Since people are basically dealing with “Chinese medicine”, this consensus is of course not wrong, but what happened to the Japanese view and all those aspects special to Japan? The basic concepts of acupuncture and herbal medicine have been brought to Japan about 1,500 years ago and over centuries after that through books and by practitioners. Yet, that is a long enough period for some original, independent developments to take place. Take for example the use of guiding tubes for acupuncture: a purely Japanese invention. In conjunction with the cultural differences, climatic and geographic differences and not least the mentality of the people this period of 1,500 years of development has led, I believe, to the establishment of conceptional systems and practical applications that are clearly distinct from the Chinese form ? even though many Japanese practitioners strongly assert, that they are practicing CHINESE medicine. 

In spite of the thus historically formed system of a typical Japanese approach to oriental medicine, the insistence of the people in charge to NOT make this information publicly known, or to choose deliberately expressions/notations that are/will be incomprehensible for many/most non-Japanese persons, is a waste of very valuable resources. 

I do hope, and possible can help to stimulate the process to adopt a more enlightening approach to the “dissemination of information”, so that the mountains of intellectual treasures currently hidden behind the veils of the Japanese language can be more easily assessed by the people of the world.

(5) An Introduction to Japanese Syntax, Grammar & Language
    by Michiel Kamermans;
WHO International Standard Terminologies on Traditional Medicine in the Western Pacific Region
(8) 鈴木孝夫: 閉ざされた言語・日本語の世界 (Suzuki Takao “The World of the Closed Language Japanese”)

(9) From the JSOM HP:
The intention of the society is to hold research presentations and seek communication, tie-up and promotion concerning oriental medicine and contribute to the progress and dissemination of oriental medicine, and thus contributing to the development of scientific culture.”
(11) Japanese-English Dictionary of Oriental Medicine; written and compiled by JONG-CHOL CYONG M.D. & Ph.D.; Oriental Medicine Research Center of the Kitasato Institute, Tokyo; ISEISHA

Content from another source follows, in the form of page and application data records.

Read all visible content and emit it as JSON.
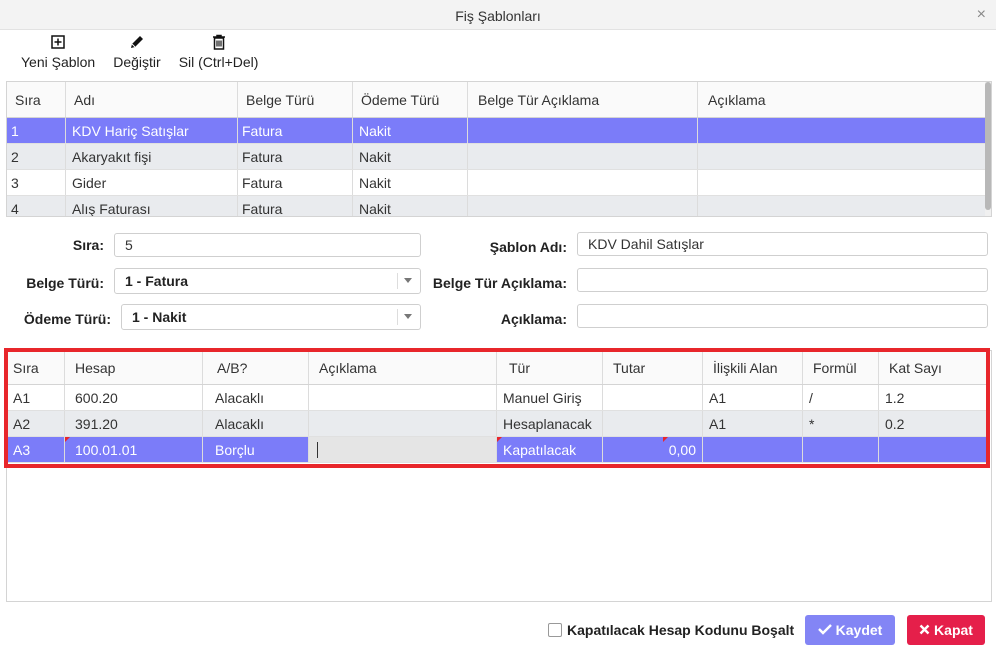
{
  "window": {
    "title": "Fiş Şablonları",
    "close_glyph": "×"
  },
  "toolbar": {
    "new_label": "Yeni Şablon",
    "edit_label": "Değiştir",
    "delete_label": "Sil (Ctrl+Del)",
    "icons": [
      "plus-square-icon",
      "pencil-icon",
      "trash-icon"
    ]
  },
  "templates_grid": {
    "columns": [
      "Sıra",
      "Adı",
      "Belge Türü",
      "Ödeme Türü",
      "Belge Tür Açıklama",
      "Açıklama"
    ],
    "rows": [
      {
        "sira": "1",
        "adi": "KDV Hariç Satışlar",
        "belge": "Fatura",
        "odeme": "Nakit",
        "belge_aciklama": "",
        "aciklama": "",
        "selected": true
      },
      {
        "sira": "2",
        "adi": "Akaryakıt fişi",
        "belge": "Fatura",
        "odeme": "Nakit",
        "belge_aciklama": "",
        "aciklama": ""
      },
      {
        "sira": "3",
        "adi": "Gider",
        "belge": "Fatura",
        "odeme": "Nakit",
        "belge_aciklama": "",
        "aciklama": ""
      },
      {
        "sira": "4",
        "adi": "Alış Faturası",
        "belge": "Fatura",
        "odeme": "Nakit",
        "belge_aciklama": "",
        "aciklama": ""
      }
    ]
  },
  "form": {
    "sira_label": "Sıra:",
    "sira_value": "5",
    "sablon_adi_label": "Şablon Adı:",
    "sablon_adi_value": "KDV Dahil Satışlar",
    "belge_turu_label": "Belge Türü:",
    "belge_turu_value": "1 - Fatura",
    "belge_tur_aciklama_label": "Belge Tür Açıklama:",
    "belge_tur_aciklama_value": "",
    "odeme_turu_label": "Ödeme Türü:",
    "odeme_turu_value": "1 - Nakit",
    "aciklama_label": "Açıklama:",
    "aciklama_value": ""
  },
  "lines_grid": {
    "columns": [
      "Sıra",
      "Hesap",
      "A/B?",
      "Açıklama",
      "Tür",
      "Tutar",
      "İlişkili Alan",
      "Formül",
      "Kat Sayı"
    ],
    "rows": [
      {
        "sira": "A1",
        "hesap": "600.20",
        "ab": "Alacaklı",
        "aciklama": "",
        "tur": "Manuel Giriş",
        "tutar": "",
        "iliskili": "A1",
        "formul": "/",
        "katsayi": "1.2"
      },
      {
        "sira": "A2",
        "hesap": "391.20",
        "ab": "Alacaklı",
        "aciklama": "",
        "tur": "Hesaplanacak",
        "tutar": "",
        "iliskili": "A1",
        "formul": "*",
        "katsayi": "0.2"
      },
      {
        "sira": "A3",
        "hesap": "100.01.01",
        "ab": "Borçlu",
        "aciklama": "",
        "tur": "Kapatılacak",
        "tutar": "0,00",
        "iliskili": "",
        "formul": "",
        "katsayi": "",
        "selected": true
      }
    ]
  },
  "footer": {
    "checkbox_label": "Kapatılacak Hesap Kodunu Boşalt",
    "checkbox_checked": false,
    "save_label": "Kaydet",
    "close_label": "Kapat"
  },
  "colors": {
    "selection": "#7b7cf9",
    "highlight_frame": "#e8262b",
    "save_button": "#8385f5",
    "close_button": "#e51f4a"
  }
}
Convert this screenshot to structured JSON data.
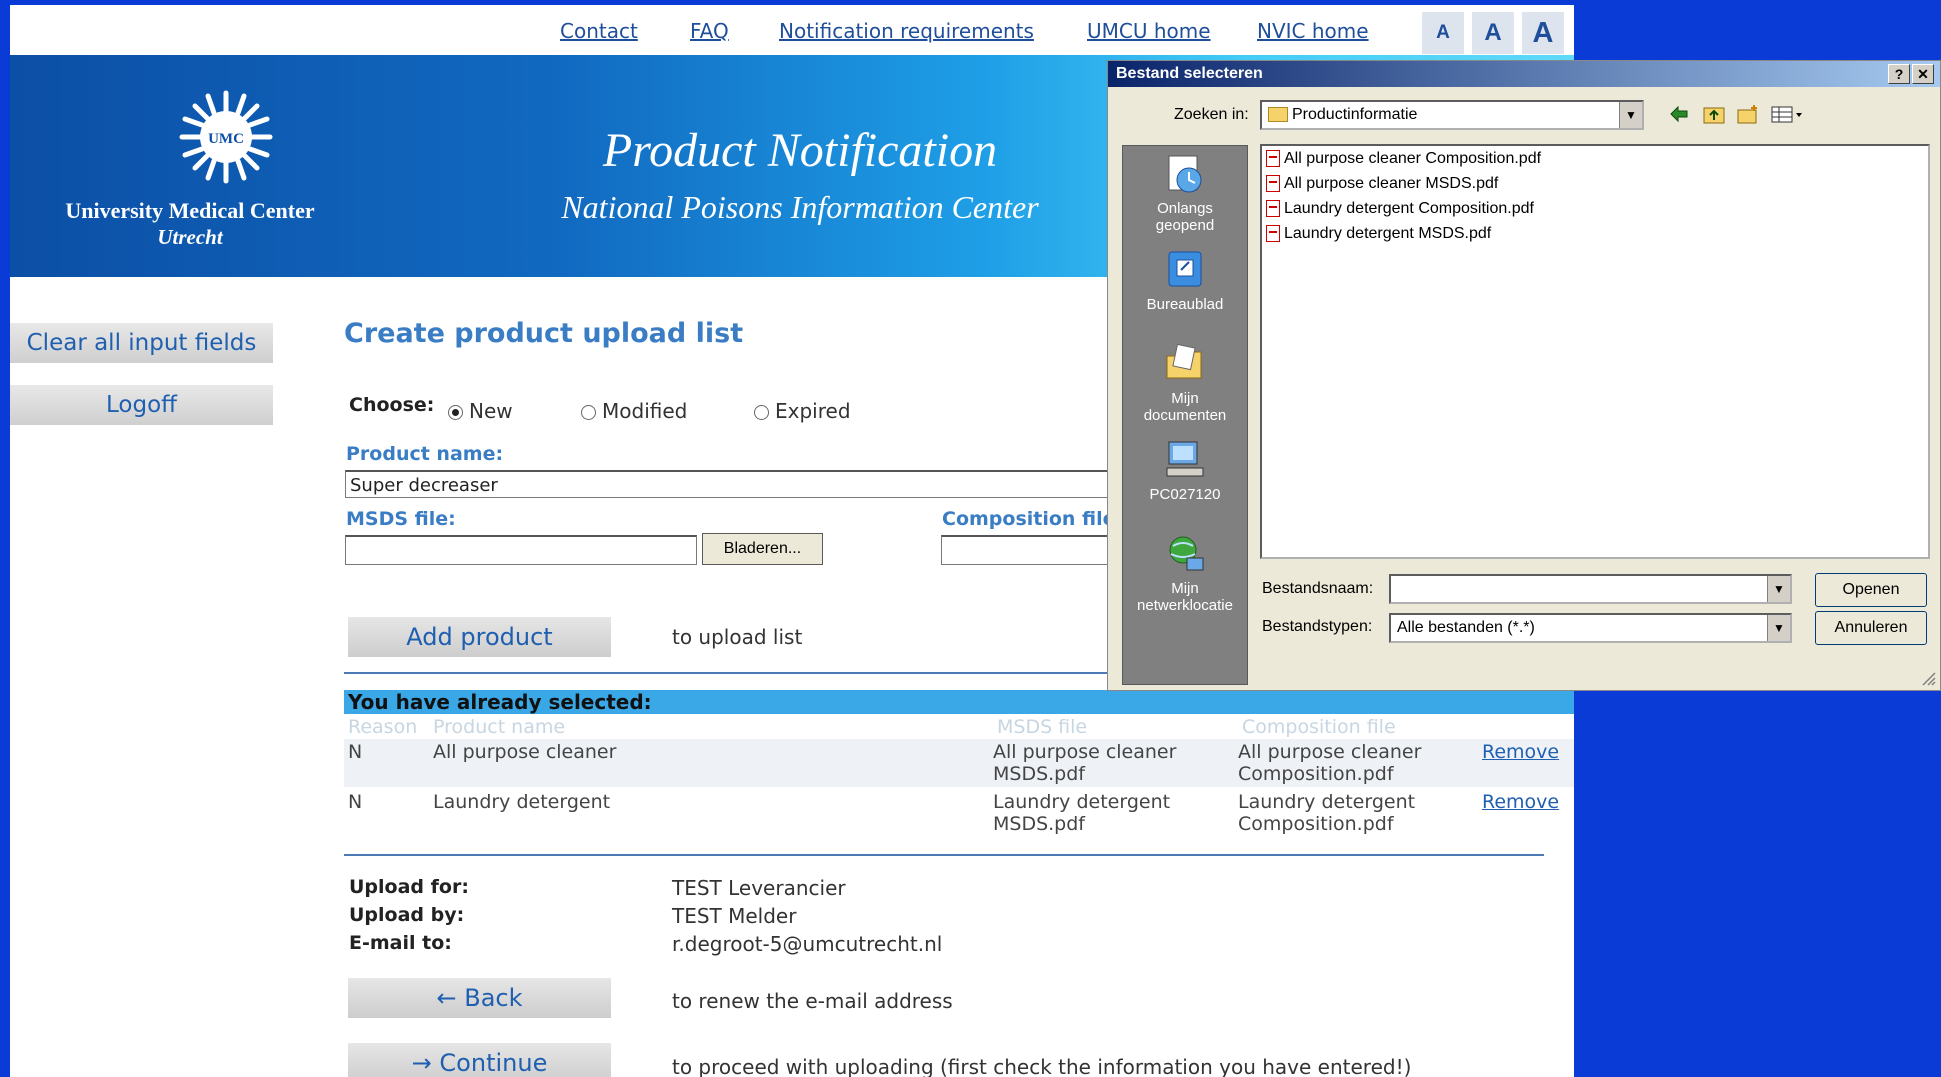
{
  "top_links": [
    "Contact",
    "FAQ",
    "Notification requirements",
    "UMCU home",
    "NVIC home"
  ],
  "font_size_buttons": [
    "A",
    "A",
    "A"
  ],
  "logo": {
    "badge": "UMC",
    "line1": "University Medical Center",
    "line2": "Utrecht"
  },
  "banner": {
    "title": "Product Notification",
    "subtitle": "National Poisons Information Center"
  },
  "sidebar": {
    "clear_label": "Clear all input fields",
    "logoff_label": "Logoff"
  },
  "form": {
    "heading": "Create product upload list",
    "choose_label": "Choose:",
    "options": [
      {
        "label": "New",
        "selected": true
      },
      {
        "label": "Modified",
        "selected": false
      },
      {
        "label": "Expired",
        "selected": false
      }
    ],
    "product_name_label": "Product name:",
    "product_name_value": "Super decreaser",
    "msds_label": "MSDS file:",
    "msds_value": "",
    "browse_label": "Bladeren...",
    "composition_label": "Composition file",
    "composition_value": "",
    "add_button": "Add product",
    "add_hint": "to upload list"
  },
  "selected": {
    "title": "You have already selected:",
    "columns": [
      "Reason",
      "Product name",
      "MSDS file",
      "Composition file"
    ],
    "rows": [
      {
        "reason": "N",
        "product": "All purpose cleaner",
        "msds_1": "All purpose cleaner",
        "msds_2": "MSDS.pdf",
        "comp_1": "All purpose cleaner",
        "comp_2": "Composition.pdf",
        "action": "Remove"
      },
      {
        "reason": "N",
        "product": "Laundry detergent",
        "msds_1": "Laundry detergent",
        "msds_2": "MSDS.pdf",
        "comp_1": "Laundry detergent",
        "comp_2": "Composition.pdf",
        "action": "Remove"
      }
    ]
  },
  "upload_info": {
    "for_label": "Upload for:",
    "for_value": "TEST Leverancier",
    "by_label": "Upload by:",
    "by_value": "TEST Melder",
    "email_label": "E-mail to:",
    "email_value": "r.degroot-5@umcutrecht.nl"
  },
  "nav": {
    "back_label": "← Back",
    "back_hint": "to renew the e-mail address",
    "continue_label": "→ Continue",
    "continue_hint": "to proceed with uploading (first check the information you have entered!)"
  },
  "dialog": {
    "title": "Bestand selecteren",
    "help_btn": "?",
    "close_btn": "✕",
    "look_in_label": "Zoeken in:",
    "look_in_value": "Productinformatie",
    "places": [
      {
        "label1": "Onlangs",
        "label2": "geopend",
        "icon": "recent-icon"
      },
      {
        "label1": "Bureaublad",
        "label2": "",
        "icon": "desktop-icon"
      },
      {
        "label1": "Mijn",
        "label2": "documenten",
        "icon": "my-documents-icon"
      },
      {
        "label1": "PC027120",
        "label2": "",
        "icon": "computer-icon"
      },
      {
        "label1": "Mijn",
        "label2": "netwerklocatie",
        "icon": "network-icon"
      }
    ],
    "files": [
      "All purpose cleaner Composition.pdf",
      "All purpose cleaner MSDS.pdf",
      "Laundry detergent Composition.pdf",
      "Laundry detergent MSDS.pdf"
    ],
    "filename_label": "Bestandsnaam:",
    "filename_value": "",
    "filetype_label": "Bestandstypen:",
    "filetype_value": "Alle bestanden (*.*)",
    "open_btn": "Openen",
    "cancel_btn": "Annuleren"
  },
  "colors": {
    "background": "#0b3bd6",
    "heading_blue": "#3a7dc4",
    "selected_bar": "#3aa7e6",
    "dialog_title": "#0a246a"
  }
}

(12) Comment pertaining to: “WHO International Standard Terminologies on Traditional Medicine in the Western Pacific Region”:
* In this dictionary the items are listed in the order “Code ? Term ? Chinese ? Definition/Description”. “Term” represents the column with the English terms and “Chinese” lists the corresponding Chinese terms ONLY in Chinese characters. That means, users cannot search the dictionary according to reading/pronunciation of Chinese terms and MUST know, what they are looking for in English. Or else they have to read through entire sections of the book.
* The only section, that provides “pronunciation” is the one listing classical medical texts. However, this too looks to users who are NOT very familiar with the different involved languages like a deliberate attempt at making things as incomprehensible as possible:
Chinese: 素問玄機原病式 = Suwenxuanjiyuanbingshi
“Suwen” may be known well enough, but xu-an-ji or xuan-ji?
Japanese: 百腹圖説 Hyakufukuzusetsu
Should it be “pronounced” Hyakufu kuzu setsu or Hya kufu ku zusetsu?
萬安方 Man’ampo ? the approstrophe is almost a relief and very helpful!!!
Korean: 鄕藥救急方 Hyangyakgoogeupbang ? I have no idea at all how this is supposed to be pronounced!
Vietnamese: 保嬰良方 Bao Anh luong phuong ? even though I do not know how to pronounce that, I can clearly infer, that the term is made of 4 characters and look up their respective meaning, if I have Vietnamese dictionary (with alphabetical notation).

Even if the above are ‘single terms’, I am convinced that native speakers of the respective language pronounce these terms with certain intonational structure, revealing the listener clues to the makeup of the relevant terms. Without these clues, in the above example the apostrophe shows the listener/reader, that there is a break after “Man” and the term is not read Manam Po. Considering that even native speaker among themselves use these intonational structures, imagine what will happen, if someone who does not know the proper pronunciation of the relevant languages tries to read those terms / pronounce them / use them during communication with other practitioners.